• [Requirement] The entries that follow need to be reproduced exactly, minus any images.

--- --- ---

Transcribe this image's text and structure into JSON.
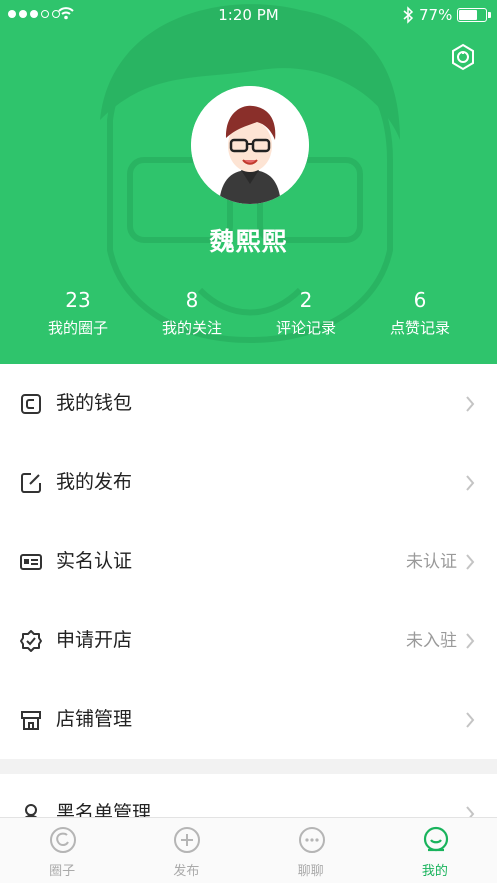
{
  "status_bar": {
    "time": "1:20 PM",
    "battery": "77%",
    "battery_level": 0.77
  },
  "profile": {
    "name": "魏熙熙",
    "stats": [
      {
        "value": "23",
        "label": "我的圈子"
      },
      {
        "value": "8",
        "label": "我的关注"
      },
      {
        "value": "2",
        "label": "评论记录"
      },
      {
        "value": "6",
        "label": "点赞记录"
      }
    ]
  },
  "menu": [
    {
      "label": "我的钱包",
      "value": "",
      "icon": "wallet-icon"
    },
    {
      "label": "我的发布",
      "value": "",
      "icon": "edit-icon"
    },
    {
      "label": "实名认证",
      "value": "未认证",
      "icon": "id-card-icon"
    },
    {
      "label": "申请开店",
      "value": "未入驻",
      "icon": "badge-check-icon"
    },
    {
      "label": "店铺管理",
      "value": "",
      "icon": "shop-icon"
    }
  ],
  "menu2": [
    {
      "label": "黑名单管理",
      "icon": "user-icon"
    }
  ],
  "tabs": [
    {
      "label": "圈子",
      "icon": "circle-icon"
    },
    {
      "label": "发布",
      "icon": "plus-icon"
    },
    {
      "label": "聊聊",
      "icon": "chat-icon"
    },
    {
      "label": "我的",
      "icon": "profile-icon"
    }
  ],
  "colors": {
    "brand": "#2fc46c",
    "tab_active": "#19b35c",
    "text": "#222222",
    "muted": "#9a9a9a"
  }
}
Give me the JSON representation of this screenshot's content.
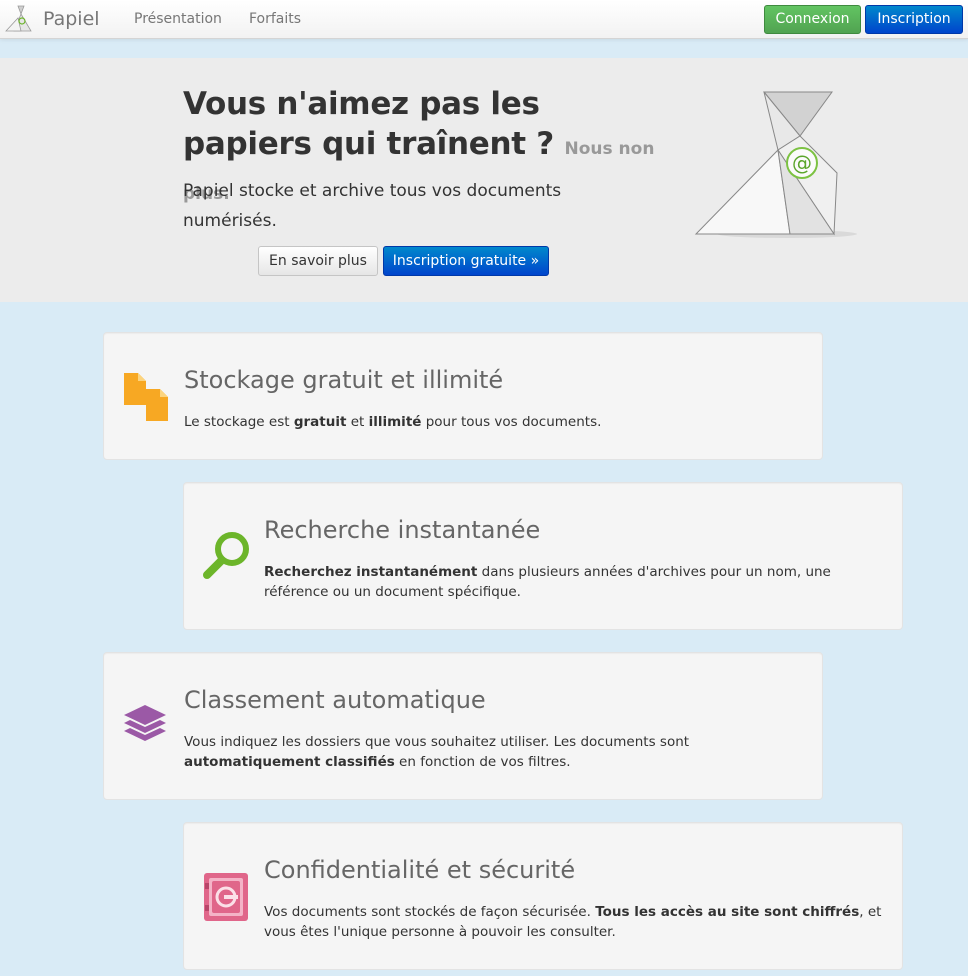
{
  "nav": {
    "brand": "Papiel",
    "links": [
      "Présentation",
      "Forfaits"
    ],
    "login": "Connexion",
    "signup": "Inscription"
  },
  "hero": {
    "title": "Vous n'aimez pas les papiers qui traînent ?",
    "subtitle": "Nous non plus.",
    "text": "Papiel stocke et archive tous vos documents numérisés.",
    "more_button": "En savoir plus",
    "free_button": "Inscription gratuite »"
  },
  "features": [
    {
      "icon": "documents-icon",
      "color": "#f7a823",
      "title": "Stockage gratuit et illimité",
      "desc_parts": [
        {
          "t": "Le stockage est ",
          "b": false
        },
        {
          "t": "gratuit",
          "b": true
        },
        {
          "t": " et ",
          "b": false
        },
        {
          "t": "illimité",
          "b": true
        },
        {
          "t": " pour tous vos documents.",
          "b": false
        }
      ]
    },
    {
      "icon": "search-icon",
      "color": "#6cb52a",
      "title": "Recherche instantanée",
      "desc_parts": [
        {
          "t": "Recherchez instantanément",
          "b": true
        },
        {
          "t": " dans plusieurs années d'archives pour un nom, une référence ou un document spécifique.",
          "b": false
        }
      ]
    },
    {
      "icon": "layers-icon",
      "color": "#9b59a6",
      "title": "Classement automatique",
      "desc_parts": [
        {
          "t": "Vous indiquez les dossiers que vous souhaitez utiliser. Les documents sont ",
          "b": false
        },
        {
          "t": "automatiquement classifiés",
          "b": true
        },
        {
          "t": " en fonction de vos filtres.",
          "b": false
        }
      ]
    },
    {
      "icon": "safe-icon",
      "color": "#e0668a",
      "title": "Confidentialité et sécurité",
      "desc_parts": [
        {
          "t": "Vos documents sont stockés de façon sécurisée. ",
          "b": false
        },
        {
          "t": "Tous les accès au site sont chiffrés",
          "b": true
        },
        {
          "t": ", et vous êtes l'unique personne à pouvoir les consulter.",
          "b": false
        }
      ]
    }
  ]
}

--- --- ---

• [Reply to the task]
Transcribe this image's text and structure into JSON.
{
  "status_bar": {
    "time": "1:20 PM",
    "battery": "77%",
    "battery_level": 0.77
  },
  "profile": {
    "name": "魏熙熙",
    "stats": [
      {
        "value": "23",
        "label": "我的圈子"
      },
      {
        "value": "8",
        "label": "我的关注"
      },
      {
        "value": "2",
        "label": "评论记录"
      },
      {
        "value": "6",
        "label": "点赞记录"
      }
    ]
  },
  "menu": [
    {
      "label": "我的钱包",
      "value": "",
      "icon": "wallet-icon"
    },
    {
      "label": "我的发布",
      "value": "",
      "icon": "edit-icon"
    },
    {
      "label": "实名认证",
      "value": "未认证",
      "icon": "id-card-icon"
    },
    {
      "label": "申请开店",
      "value": "未入驻",
      "icon": "badge-check-icon"
    },
    {
      "label": "店铺管理",
      "value": "",
      "icon": "shop-icon"
    }
  ],
  "menu2": [
    {
      "label": "黑名单管理",
      "icon": "user-icon"
    }
  ],
  "tabs": [
    {
      "label": "圈子",
      "icon": "circle-icon"
    },
    {
      "label": "发布",
      "icon": "plus-icon"
    },
    {
      "label": "聊聊",
      "icon": "chat-icon"
    },
    {
      "label": "我的",
      "icon": "profile-icon"
    }
  ],
  "colors": {
    "brand": "#2fc46c",
    "tab_active": "#19b35c",
    "text": "#222222",
    "muted": "#9a9a9a"
  }
}
Give me the JSON representation of this screenshot's content.
{
  "nav": {
    "brand": "Papiel",
    "links": [
      "Présentation",
      "Forfaits"
    ],
    "login": "Connexion",
    "signup": "Inscription"
  },
  "hero": {
    "title": "Vous n'aimez pas les papiers qui traînent ?",
    "subtitle": "Nous non plus.",
    "text": "Papiel stocke et archive tous vos documents numérisés.",
    "more_button": "En savoir plus",
    "free_button": "Inscription gratuite »"
  },
  "features": [
    {
      "icon": "documents-icon",
      "color": "#f7a823",
      "title": "Stockage gratuit et illimité",
      "desc_parts": [
        {
          "t": "Le stockage est ",
          "b": false
        },
        {
          "t": "gratuit",
          "b": true
        },
        {
          "t": " et ",
          "b": false
        },
        {
          "t": "illimité",
          "b": true
        },
        {
          "t": " pour tous vos documents.",
          "b": false
        }
      ]
    },
    {
      "icon": "search-icon",
      "color": "#6cb52a",
      "title": "Recherche instantanée",
      "desc_parts": [
        {
          "t": "Recherchez instantanément",
          "b": true
        },
        {
          "t": " dans plusieurs années d'archives pour un nom, une référence ou un document spécifique.",
          "b": false
        }
      ]
    },
    {
      "icon": "layers-icon",
      "color": "#9b59a6",
      "title": "Classement automatique",
      "desc_parts": [
        {
          "t": "Vous indiquez les dossiers que vous souhaitez utiliser. Les documents sont ",
          "b": false
        },
        {
          "t": "automatiquement classifiés",
          "b": true
        },
        {
          "t": " en fonction de vos filtres.",
          "b": false
        }
      ]
    },
    {
      "icon": "safe-icon",
      "color": "#e0668a",
      "title": "Confidentialité et sécurité",
      "desc_parts": [
        {
          "t": "Vos documents sont stockés de façon sécurisée. ",
          "b": false
        },
        {
          "t": "Tous les accès au site sont chiffrés",
          "b": true
        },
        {
          "t": ", et vous êtes l'unique personne à pouvoir les consulter.",
          "b": false
        }
      ]
    }
  ]
}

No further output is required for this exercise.